Note that the preceding examples involve the sale of foreign target stock by a domestic C corporation. Where the foreign target is a lower-tier subsidiary, i.e., is owned by another foreign subsidiary of a domestic C corporation, Sec. 964(e) applies Sec. 1248(a) to characterize any gain on the sale as dividend income to the extent of the target's E&P. Dividend income thus recharacterized is protected against Subpart F treatment under the lookthrough rule of Sec. 954(c)(6) where both the seller and the target are greater-than-50%-owned foreign corporations, known as controlled foreign corporations (CFCs). However, any gain in excess of the foreign target's E&P that a CFC realized on the sale of foreign target stock will be taxable under Subpart F (see Regs. Sec. 1.954-2(e)(2)(i)). In practice, however, the Subpart F implications of such a sale have been historically managed through "check-and-sell" transactions, whereby the lower-tier CFC liquidates into its CFC parent via an election to be treated as an entity disregarded from its parent, followed by the deemed sale of the lower-tier CFC's assets by the CFC parent. The courts have viewed this transaction as a tax-free Sec. 332 liquidation followed by an asset sale (Dover Corp., 122 T.C. 324 (2004)).

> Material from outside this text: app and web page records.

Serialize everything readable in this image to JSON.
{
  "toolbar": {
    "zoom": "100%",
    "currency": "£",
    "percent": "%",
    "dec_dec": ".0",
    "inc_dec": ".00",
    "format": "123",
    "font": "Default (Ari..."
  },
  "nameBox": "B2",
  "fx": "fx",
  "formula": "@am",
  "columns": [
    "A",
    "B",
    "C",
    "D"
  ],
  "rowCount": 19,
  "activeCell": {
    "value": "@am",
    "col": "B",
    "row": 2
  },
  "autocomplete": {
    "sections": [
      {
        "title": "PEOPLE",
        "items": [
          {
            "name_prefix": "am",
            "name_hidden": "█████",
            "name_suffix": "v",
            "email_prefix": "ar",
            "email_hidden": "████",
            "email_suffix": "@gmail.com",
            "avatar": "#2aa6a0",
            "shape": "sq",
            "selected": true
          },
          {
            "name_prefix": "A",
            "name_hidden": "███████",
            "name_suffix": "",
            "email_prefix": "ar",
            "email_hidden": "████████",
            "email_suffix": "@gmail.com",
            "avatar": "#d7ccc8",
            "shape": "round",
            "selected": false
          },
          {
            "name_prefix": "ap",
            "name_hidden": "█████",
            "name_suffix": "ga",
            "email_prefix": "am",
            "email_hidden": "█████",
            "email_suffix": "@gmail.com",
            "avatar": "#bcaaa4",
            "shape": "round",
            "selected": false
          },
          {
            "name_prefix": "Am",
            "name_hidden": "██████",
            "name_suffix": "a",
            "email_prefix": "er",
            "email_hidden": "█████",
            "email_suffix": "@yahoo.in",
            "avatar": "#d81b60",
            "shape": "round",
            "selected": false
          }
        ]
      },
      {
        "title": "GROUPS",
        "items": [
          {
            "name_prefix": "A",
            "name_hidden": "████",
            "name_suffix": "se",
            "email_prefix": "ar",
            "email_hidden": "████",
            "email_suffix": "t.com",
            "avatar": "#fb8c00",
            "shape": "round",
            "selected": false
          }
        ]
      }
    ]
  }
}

While Sec. 338(g) elections for foreign targets should never be dismissed before careful analysis, the TCJA has expanded the universe of scenarios in which those elections could prove detrimental, on balance, to taxpayers.
Mark Heroux, J.D., is a principal with the National Tax Services Group at Baker Tilly Virchow Krause LLP in Chicago.
For additional information about these items, contact Mr. Heroux at 312-729-8005 or firstname.lastname@example.org.
Unless otherwise noted, contributors are members of or associated with Baker Tilly Virchow Krause LLP.